I’m writing this because I personally can’t live with supporting a company that in my gut I don’t feel right about. All my offers to meet and discuss Cars For Hope over the years have been swept under the rug. I still don’t know where that massive profit from selling Cars For Hope stickers through ZEN Garage over all these years has gone, and now I just don’t care.
I’ll be making moves to remove the Cars For Hope banner on the ZEN Garage web site, and I’ll personally unfollow their social media as I literally feel sick in the stomach when I read “limited edition”, “package deal” and other use of corporate sales talk to sell goods.
There’s a guy in the hospitality industry who’s recently reached out to me. His company holds fundraisers, but unlike Cars For Hope, they are not awareness fundraisers, they are raising funds for action.

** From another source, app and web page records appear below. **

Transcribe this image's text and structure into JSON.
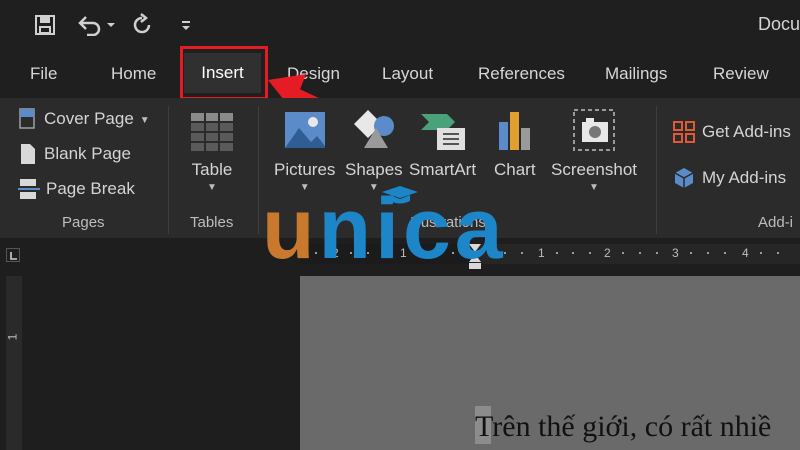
{
  "window": {
    "title": "Docu"
  },
  "quick_access": {
    "save_icon": "save-icon",
    "undo_icon": "undo-icon",
    "redo_icon": "redo-icon",
    "customize_icon": "customize-qat-icon"
  },
  "tabs": [
    {
      "label": "File"
    },
    {
      "label": "Home"
    },
    {
      "label": "Insert"
    },
    {
      "label": "Design"
    },
    {
      "label": "Layout"
    },
    {
      "label": "References"
    },
    {
      "label": "Mailings"
    },
    {
      "label": "Review"
    }
  ],
  "ribbon": {
    "pages": {
      "label": "Pages",
      "cover_page": "Cover Page",
      "blank_page": "Blank Page",
      "page_break": "Page Break"
    },
    "tables": {
      "label": "Tables",
      "table": "Table"
    },
    "illustrations": {
      "label": "Illustrations",
      "pictures": "Pictures",
      "shapes": "Shapes",
      "smartart": "SmartArt",
      "chart": "Chart",
      "screenshot": "Screenshot"
    },
    "addins": {
      "label": "Add-i",
      "get_addins": "Get Add-ins",
      "my_addins": "My Add-ins"
    }
  },
  "ruler": {
    "h_labels": [
      "2",
      "1",
      "1",
      "2",
      "3",
      "4"
    ],
    "v_label": "1"
  },
  "document": {
    "text": "Trên thế giới, có rất nhiề"
  },
  "watermark": {
    "first": "u",
    "rest": "nica"
  },
  "colors": {
    "accent_highlight": "#e51c23",
    "watermark_orange": "#c8792d",
    "watermark_blue": "#1c86c9"
  }
}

They’ve partnered with a company to provide instant trained and specialised psychological support for their industry, 24hrs a day. IE: Psychologists on call 24/7 through an app on your phone, Skype, or face to face when you need them. This is amazing as some of the most critical cases get left waiting for appointments, but within that waiting period it can all be to late.

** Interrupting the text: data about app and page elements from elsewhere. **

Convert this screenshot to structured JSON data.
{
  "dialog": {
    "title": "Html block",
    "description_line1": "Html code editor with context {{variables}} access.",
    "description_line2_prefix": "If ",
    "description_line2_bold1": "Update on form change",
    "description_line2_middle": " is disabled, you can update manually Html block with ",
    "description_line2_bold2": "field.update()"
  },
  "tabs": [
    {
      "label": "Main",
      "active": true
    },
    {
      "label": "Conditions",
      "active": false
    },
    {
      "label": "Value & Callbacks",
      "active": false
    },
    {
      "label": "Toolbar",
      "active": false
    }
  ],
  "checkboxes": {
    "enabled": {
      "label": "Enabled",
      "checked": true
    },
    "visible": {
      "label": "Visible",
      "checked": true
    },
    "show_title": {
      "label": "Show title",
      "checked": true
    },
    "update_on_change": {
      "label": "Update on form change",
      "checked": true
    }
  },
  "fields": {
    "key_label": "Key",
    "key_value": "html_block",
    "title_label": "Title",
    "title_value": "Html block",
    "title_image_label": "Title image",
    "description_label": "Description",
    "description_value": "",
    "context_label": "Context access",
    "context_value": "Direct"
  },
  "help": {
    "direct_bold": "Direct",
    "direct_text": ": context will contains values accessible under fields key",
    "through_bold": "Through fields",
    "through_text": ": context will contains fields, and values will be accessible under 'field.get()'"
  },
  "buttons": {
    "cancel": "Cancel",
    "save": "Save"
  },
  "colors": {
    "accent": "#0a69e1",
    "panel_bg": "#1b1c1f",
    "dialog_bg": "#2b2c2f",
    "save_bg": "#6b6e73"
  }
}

I’ll be keeping tabs on his future fundraisers, but for now I personally choose not to support Cars For Hope. In no way at all am I suggesting you do the same, but I hope I’ve managed to justify my why.
EDIT! A few hours after I published this Berty reached out and for the past 3.5hrs we’ve been in discussion face to face. I acknowledge that my first CFH feature upset him and his team as the JPG I used to promote that feature was nothing more than ‘click bait’, designed to get attention in order for people to read the feature. For this I’m truly sorry as I didn’t think it would cloud him and his team from reading the real meat of my story. At the same time I forced Berty to read my first article and acknowledge that my final line was that I hoped for a meeting with his team to still happen in order to discuss if CFH could build a better bridge for people suffering from depression.

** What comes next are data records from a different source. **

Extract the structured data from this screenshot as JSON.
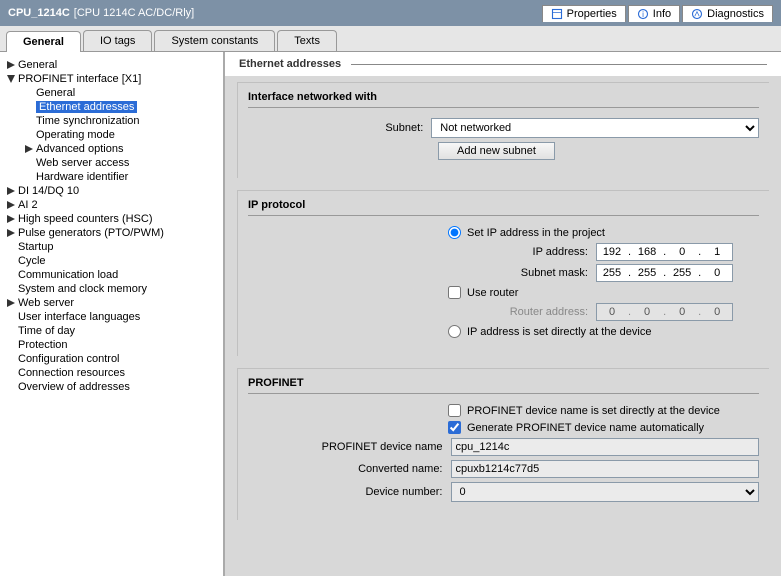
{
  "titlebar": {
    "name": "CPU_1214C",
    "type": "[CPU 1214C AC/DC/Rly]"
  },
  "topTabs": {
    "properties": "Properties",
    "info": "Info",
    "diagnostics": "Diagnostics"
  },
  "secTabs": {
    "general": "General",
    "iotags": "IO tags",
    "sysconst": "System constants",
    "texts": "Texts"
  },
  "tree": {
    "general": "General",
    "profinet": "PROFINET interface [X1]",
    "pn_general": "General",
    "pn_eth": "Ethernet addresses",
    "pn_time": "Time synchronization",
    "pn_op": "Operating mode",
    "pn_adv": "Advanced options",
    "pn_web": "Web server access",
    "pn_hw": "Hardware identifier",
    "di": "DI 14/DQ 10",
    "ai2": "AI 2",
    "hsc": "High speed counters (HSC)",
    "pulse": "Pulse generators (PTO/PWM)",
    "startup": "Startup",
    "cycle": "Cycle",
    "comm": "Communication load",
    "sysclock": "System and clock memory",
    "webserver": "Web server",
    "uilang": "User interface languages",
    "tod": "Time of day",
    "prot": "Protection",
    "cfgctrl": "Configuration control",
    "connres": "Connection resources",
    "ovaddr": "Overview of addresses"
  },
  "content": {
    "heading": "Ethernet addresses",
    "iface": {
      "title": "Interface networked with",
      "subnet_lbl": "Subnet:",
      "subnet_val": "Not networked",
      "add_btn": "Add new subnet"
    },
    "ip": {
      "title": "IP protocol",
      "opt_set": "Set IP address in the project",
      "ip_lbl": "IP address:",
      "ip": [
        "192",
        "168",
        "0",
        "1"
      ],
      "mask_lbl": "Subnet mask:",
      "mask": [
        "255",
        "255",
        "255",
        "0"
      ],
      "use_router": "Use router",
      "router_lbl": "Router address:",
      "router": [
        "0",
        "0",
        "0",
        "0"
      ],
      "opt_direct": "IP address is set directly at the device"
    },
    "pn": {
      "title": "PROFINET",
      "chk_direct": "PROFINET device name is set directly at the device",
      "chk_auto": "Generate PROFINET device name automatically",
      "dev_lbl": "PROFINET device name",
      "dev_val": "cpu_1214c",
      "conv_lbl": "Converted name:",
      "conv_val": "cpuxb1214c77d5",
      "num_lbl": "Device number:",
      "num_val": "0"
    }
  }
}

Berty showed me the figures, but more importantly he gave me his word that he has never personally taken more than $5 from CFH for his own personal benefit since inception. I might have my own personal doubts, but at the end of the day I have to believe him as it’s his word against thoughts which cross my mind. So for singling him out and questioning him in public (which he and many others would take as accusing him), I apologise wholeheartedly.
Also, I was wrong about his fancy helmet as it cost him $150, and his S2000 was a seal at $11k.
In regards to what CFH spends their money on. Berty managed to explain that anyone who donates to CFH gets a personalised letter from CFH to say what the money goes into. I questioned why he would only give that information to those who donated, and why not share that information in order to inspire more people to donate. The point was taken. I also again questioned the vagueness of the CFH web site in general, and again, point taken and Berty assures me they are working on it.
Ultimately Berty had to ask whether this was the end of our friendship, and whether I would continue to question CFH in future. My answer was NO! Of-course we’re still friends, and if anything, if CFH did edit their web page they should let me know so I could share it with my community.
To all those CFH supporters who are upset with my thoughts. I apologise for making anyone upset, it wasn’t my intention. I was merely trying to explain why I wanted to remove the CFH banner from the ZEN Garage blog. I rest my case, and will not continue to express my opinions on CFH as I feel I’ve said more than enough. I acknowledge that the primary goal of CFH is to create awareness around the subject of depression, and in doing so they have saved lives, which is an amazing thing full stop.